■ **Exercise instructions**
Word for word, print each record, dropping any image it holds.

■ **Stored data**
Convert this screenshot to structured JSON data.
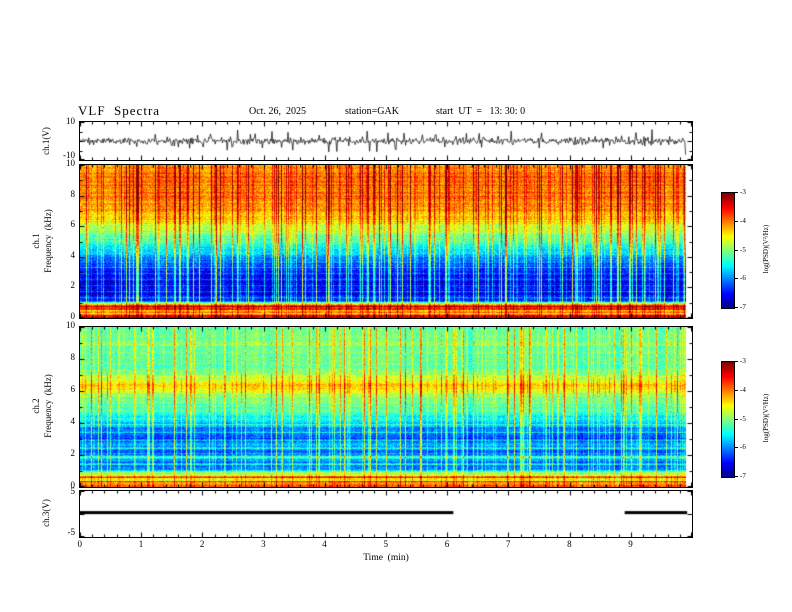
{
  "header": {
    "title": "VLF  Spectra",
    "date": "Oct. 26,  2025",
    "station": "station=GAK",
    "start_ut": "start  UT  =   13: 30: 0"
  },
  "axes": {
    "x_label": "Time  (min)",
    "x_ticks": [
      "0",
      "1",
      "2",
      "3",
      "4",
      "5",
      "6",
      "7",
      "8",
      "9"
    ],
    "x_range": [
      0,
      10
    ]
  },
  "panels": {
    "waveform": {
      "ylabel": "ch.1(V)",
      "ytop": "10",
      "ybottom": "-10"
    },
    "spec1": {
      "channel": "ch.1",
      "ylabel": "Frequency  (kHz)",
      "yticks": [
        "0",
        "2",
        "4",
        "6",
        "8",
        "10"
      ]
    },
    "spec2": {
      "channel": "ch.2",
      "ylabel": "Frequency  (kHz)",
      "yticks": [
        "0",
        "2",
        "4",
        "6",
        "8",
        "10"
      ]
    },
    "ch3": {
      "ylabel": "ch.3(V)",
      "ytop": "5",
      "ybottom": "-5"
    }
  },
  "colorbar": {
    "label": "log(PSD)(V²/Hz)",
    "ticks": [
      "-3",
      "-4",
      "-5",
      "-6",
      "-7"
    ],
    "range": [
      -7,
      -3
    ]
  },
  "chart_data": [
    {
      "type": "line",
      "name": "ch1_time_series",
      "ylabel": "ch.1(V)",
      "x_range": [
        0,
        10
      ],
      "x_end_of_data": 9.9,
      "y_range": [
        -10,
        10
      ],
      "noise_sigma": 2.0,
      "spike_probability": 0.05,
      "spike_min": 3,
      "spike_max": 9.2,
      "description": "zero-mean broadband noise ~±2 V with frequent impulsive spikes reaching ±9 V over the full 9.9 min record"
    },
    {
      "type": "heatmap",
      "name": "ch1_vlf_spectrogram",
      "ylabel": "ch.1 Frequency (kHz)",
      "x_range": [
        0,
        10
      ],
      "x_end_of_data": 9.9,
      "y_range": [
        0,
        10
      ],
      "z_label": "log(PSD)(V²/Hz)",
      "z_range": [
        -7,
        -3
      ],
      "colormap": "jet",
      "freq_profile": [
        [
          0.0,
          -3.3
        ],
        [
          0.15,
          -3.6
        ],
        [
          0.3,
          -4.8
        ],
        [
          0.5,
          -4.2
        ],
        [
          0.62,
          -3.7
        ],
        [
          0.78,
          -4.0
        ],
        [
          0.92,
          -4.8
        ],
        [
          1.1,
          -6.3
        ],
        [
          1.6,
          -6.6
        ],
        [
          2.4,
          -6.6
        ],
        [
          3.2,
          -6.35
        ],
        [
          4.0,
          -5.9
        ],
        [
          4.8,
          -5.4
        ],
        [
          5.6,
          -4.9
        ],
        [
          6.4,
          -4.4
        ],
        [
          7.2,
          -4.1
        ],
        [
          8.2,
          -3.95
        ],
        [
          9.2,
          -3.95
        ],
        [
          10.0,
          -4.15
        ]
      ],
      "stripe_lines": [
        [
          0.35,
          0.05,
          0.9
        ],
        [
          0.55,
          0.04,
          0.7
        ],
        [
          0.75,
          0.04,
          1.1
        ],
        [
          1.3,
          0.05,
          0.5
        ],
        [
          1.7,
          0.05,
          0.45
        ],
        [
          2.1,
          0.04,
          0.5
        ],
        [
          2.5,
          0.04,
          0.45
        ],
        [
          2.9,
          0.04,
          0.4
        ],
        [
          3.3,
          0.04,
          0.35
        ]
      ],
      "streaks": {
        "probability": 0.3,
        "amp_min": 0.3,
        "amp_max": 1.8
      },
      "col_weight": [
        [
          1,
          0.45
        ],
        [
          5.5,
          1.0
        ],
        [
          10,
          0.75
        ]
      ],
      "noise_amp": 0.55,
      "description": "intense red band below 1 kHz, dark blue 1-4 kHz crossed by dense vertical sferic streaks, green 4-6 kHz, yellow-red above 6 kHz"
    },
    {
      "type": "heatmap",
      "name": "ch2_vlf_spectrogram",
      "ylabel": "ch.2 Frequency (kHz)",
      "x_range": [
        0,
        10
      ],
      "x_end_of_data": 9.9,
      "y_range": [
        0,
        10
      ],
      "z_label": "log(PSD)(V²/Hz)",
      "z_range": [
        -7,
        -3
      ],
      "colormap": "jet",
      "freq_profile": [
        [
          0.0,
          -3.8
        ],
        [
          0.2,
          -4.1
        ],
        [
          0.35,
          -4.7
        ],
        [
          0.55,
          -4.3
        ],
        [
          0.8,
          -4.9
        ],
        [
          1.05,
          -5.9
        ],
        [
          1.5,
          -6.1
        ],
        [
          1.85,
          -5.7
        ],
        [
          2.2,
          -6.2
        ],
        [
          2.6,
          -5.8
        ],
        [
          3.0,
          -6.25
        ],
        [
          3.5,
          -6.1
        ],
        [
          4.1,
          -5.6
        ],
        [
          4.8,
          -5.25
        ],
        [
          5.5,
          -5.05
        ],
        [
          6.1,
          -4.55
        ],
        [
          6.6,
          -4.5
        ],
        [
          7.1,
          -5.0
        ],
        [
          8.0,
          -5.15
        ],
        [
          9.0,
          -5.0
        ],
        [
          10.0,
          -5.15
        ]
      ],
      "stripe_lines": [
        [
          0.3,
          0.05,
          0.8
        ],
        [
          0.6,
          0.05,
          0.9
        ],
        [
          0.9,
          0.04,
          0.5
        ],
        [
          1.4,
          0.05,
          0.5
        ],
        [
          1.85,
          0.06,
          0.6
        ],
        [
          2.4,
          0.05,
          0.55
        ],
        [
          2.9,
          0.05,
          0.5
        ],
        [
          3.4,
          0.05,
          0.45
        ],
        [
          3.9,
          0.04,
          0.4
        ],
        [
          6.35,
          0.15,
          0.3
        ]
      ],
      "streaks": {
        "probability": 0.26,
        "amp_min": 0.3,
        "amp_max": 1.4
      },
      "col_weight": [
        [
          1,
          0.5
        ],
        [
          6,
          1.0
        ],
        [
          10,
          0.8
        ]
      ],
      "noise_amp": 0.5,
      "description": "cyan-green overall; blue 1-4 kHz with cyan stripes, yellow-green band near 6.3 kHz, green above 7 kHz, vertical sferic streaks"
    },
    {
      "type": "line",
      "name": "ch3_time_series",
      "ylabel": "ch.3(V)",
      "x_range": [
        0,
        10
      ],
      "y_range": [
        -5,
        5
      ],
      "value_v": 0.3,
      "segments_min": [
        [
          0,
          6.1
        ],
        [
          8.9,
          9.92
        ]
      ],
      "description": "constant level ~0.3 V drawn as a thick bar, with a data gap between 6.1 and 8.9 min"
    }
  ]
}
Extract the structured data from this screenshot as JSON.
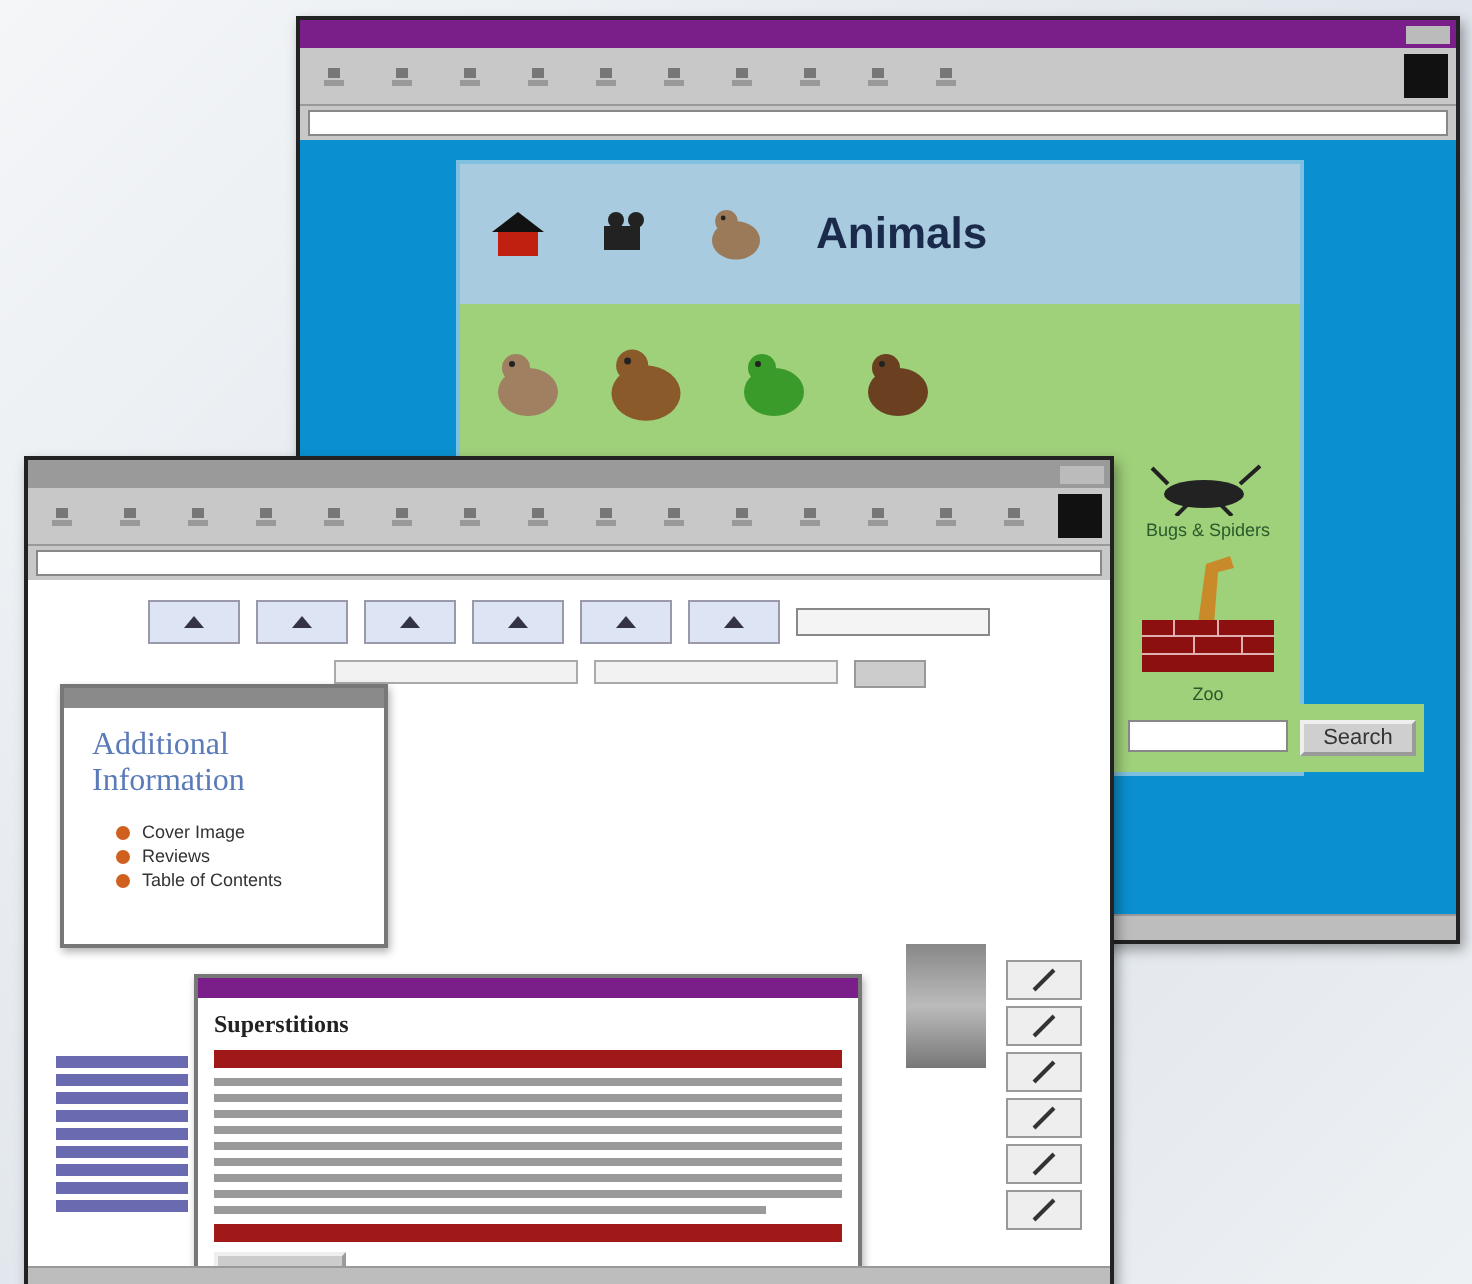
{
  "back_window": {
    "heading": "Animals",
    "tiles": [
      {
        "label": "Bugs & Spiders"
      },
      {
        "label": "Zoo"
      }
    ],
    "search_button": "Search"
  },
  "front_window": {
    "info_popup": {
      "title": "Additional Information",
      "links": [
        "Cover Image",
        "Reviews",
        "Table of Contents"
      ]
    },
    "article_popup": {
      "title": "Superstitions"
    }
  }
}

■ **Solution for this task**
Convert this screenshot to structured JSON data.
{
  "header": {
    "title": "VLF  Spectra",
    "date": "Oct. 26,  2025",
    "station": "station=GAK",
    "start_ut": "start  UT  =   13: 30: 0"
  },
  "axes": {
    "x_label": "Time  (min)",
    "x_ticks": [
      "0",
      "1",
      "2",
      "3",
      "4",
      "5",
      "6",
      "7",
      "8",
      "9"
    ],
    "x_range": [
      0,
      10
    ]
  },
  "panels": {
    "waveform": {
      "ylabel": "ch.1(V)",
      "ytop": "10",
      "ybottom": "-10"
    },
    "spec1": {
      "channel": "ch.1",
      "ylabel": "Frequency  (kHz)",
      "yticks": [
        "0",
        "2",
        "4",
        "6",
        "8",
        "10"
      ]
    },
    "spec2": {
      "channel": "ch.2",
      "ylabel": "Frequency  (kHz)",
      "yticks": [
        "0",
        "2",
        "4",
        "6",
        "8",
        "10"
      ]
    },
    "ch3": {
      "ylabel": "ch.3(V)",
      "ytop": "5",
      "ybottom": "-5"
    }
  },
  "colorbar": {
    "label": "log(PSD)(V²/Hz)",
    "ticks": [
      "-3",
      "-4",
      "-5",
      "-6",
      "-7"
    ],
    "range": [
      -7,
      -3
    ]
  },
  "chart_data": [
    {
      "type": "line",
      "name": "ch1_time_series",
      "ylabel": "ch.1(V)",
      "x_range": [
        0,
        10
      ],
      "x_end_of_data": 9.9,
      "y_range": [
        -10,
        10
      ],
      "noise_sigma": 2.0,
      "spike_probability": 0.05,
      "spike_min": 3,
      "spike_max": 9.2,
      "description": "zero-mean broadband noise ~±2 V with frequent impulsive spikes reaching ±9 V over the full 9.9 min record"
    },
    {
      "type": "heatmap",
      "name": "ch1_vlf_spectrogram",
      "ylabel": "ch.1 Frequency (kHz)",
      "x_range": [
        0,
        10
      ],
      "x_end_of_data": 9.9,
      "y_range": [
        0,
        10
      ],
      "z_label": "log(PSD)(V²/Hz)",
      "z_range": [
        -7,
        -3
      ],
      "colormap": "jet",
      "freq_profile": [
        [
          0.0,
          -3.3
        ],
        [
          0.15,
          -3.6
        ],
        [
          0.3,
          -4.8
        ],
        [
          0.5,
          -4.2
        ],
        [
          0.62,
          -3.7
        ],
        [
          0.78,
          -4.0
        ],
        [
          0.92,
          -4.8
        ],
        [
          1.1,
          -6.3
        ],
        [
          1.6,
          -6.6
        ],
        [
          2.4,
          -6.6
        ],
        [
          3.2,
          -6.35
        ],
        [
          4.0,
          -5.9
        ],
        [
          4.8,
          -5.4
        ],
        [
          5.6,
          -4.9
        ],
        [
          6.4,
          -4.4
        ],
        [
          7.2,
          -4.1
        ],
        [
          8.2,
          -3.95
        ],
        [
          9.2,
          -3.95
        ],
        [
          10.0,
          -4.15
        ]
      ],
      "stripe_lines": [
        [
          0.35,
          0.05,
          0.9
        ],
        [
          0.55,
          0.04,
          0.7
        ],
        [
          0.75,
          0.04,
          1.1
        ],
        [
          1.3,
          0.05,
          0.5
        ],
        [
          1.7,
          0.05,
          0.45
        ],
        [
          2.1,
          0.04,
          0.5
        ],
        [
          2.5,
          0.04,
          0.45
        ],
        [
          2.9,
          0.04,
          0.4
        ],
        [
          3.3,
          0.04,
          0.35
        ]
      ],
      "streaks": {
        "probability": 0.3,
        "amp_min": 0.3,
        "amp_max": 1.8
      },
      "col_weight": [
        [
          1,
          0.45
        ],
        [
          5.5,
          1.0
        ],
        [
          10,
          0.75
        ]
      ],
      "noise_amp": 0.55,
      "description": "intense red band below 1 kHz, dark blue 1-4 kHz crossed by dense vertical sferic streaks, green 4-6 kHz, yellow-red above 6 kHz"
    },
    {
      "type": "heatmap",
      "name": "ch2_vlf_spectrogram",
      "ylabel": "ch.2 Frequency (kHz)",
      "x_range": [
        0,
        10
      ],
      "x_end_of_data": 9.9,
      "y_range": [
        0,
        10
      ],
      "z_label": "log(PSD)(V²/Hz)",
      "z_range": [
        -7,
        -3
      ],
      "colormap": "jet",
      "freq_profile": [
        [
          0.0,
          -3.8
        ],
        [
          0.2,
          -4.1
        ],
        [
          0.35,
          -4.7
        ],
        [
          0.55,
          -4.3
        ],
        [
          0.8,
          -4.9
        ],
        [
          1.05,
          -5.9
        ],
        [
          1.5,
          -6.1
        ],
        [
          1.85,
          -5.7
        ],
        [
          2.2,
          -6.2
        ],
        [
          2.6,
          -5.8
        ],
        [
          3.0,
          -6.25
        ],
        [
          3.5,
          -6.1
        ],
        [
          4.1,
          -5.6
        ],
        [
          4.8,
          -5.25
        ],
        [
          5.5,
          -5.05
        ],
        [
          6.1,
          -4.55
        ],
        [
          6.6,
          -4.5
        ],
        [
          7.1,
          -5.0
        ],
        [
          8.0,
          -5.15
        ],
        [
          9.0,
          -5.0
        ],
        [
          10.0,
          -5.15
        ]
      ],
      "stripe_lines": [
        [
          0.3,
          0.05,
          0.8
        ],
        [
          0.6,
          0.05,
          0.9
        ],
        [
          0.9,
          0.04,
          0.5
        ],
        [
          1.4,
          0.05,
          0.5
        ],
        [
          1.85,
          0.06,
          0.6
        ],
        [
          2.4,
          0.05,
          0.55
        ],
        [
          2.9,
          0.05,
          0.5
        ],
        [
          3.4,
          0.05,
          0.45
        ],
        [
          3.9,
          0.04,
          0.4
        ],
        [
          6.35,
          0.15,
          0.3
        ]
      ],
      "streaks": {
        "probability": 0.26,
        "amp_min": 0.3,
        "amp_max": 1.4
      },
      "col_weight": [
        [
          1,
          0.5
        ],
        [
          6,
          1.0
        ],
        [
          10,
          0.8
        ]
      ],
      "noise_amp": 0.5,
      "description": "cyan-green overall; blue 1-4 kHz with cyan stripes, yellow-green band near 6.3 kHz, green above 7 kHz, vertical sferic streaks"
    },
    {
      "type": "line",
      "name": "ch3_time_series",
      "ylabel": "ch.3(V)",
      "x_range": [
        0,
        10
      ],
      "y_range": [
        -5,
        5
      ],
      "value_v": 0.3,
      "segments_min": [
        [
          0,
          6.1
        ],
        [
          8.9,
          9.92
        ]
      ],
      "description": "constant level ~0.3 V drawn as a thick bar, with a data gap between 6.1 and 8.9 min"
    }
  ]
}
Extract the structured data from this screenshot as JSON.
{
  "back_window": {
    "heading": "Animals",
    "tiles": [
      {
        "label": "Bugs & Spiders"
      },
      {
        "label": "Zoo"
      }
    ],
    "search_button": "Search"
  },
  "front_window": {
    "info_popup": {
      "title": "Additional Information",
      "links": [
        "Cover Image",
        "Reviews",
        "Table of Contents"
      ]
    },
    "article_popup": {
      "title": "Superstitions"
    }
  }
}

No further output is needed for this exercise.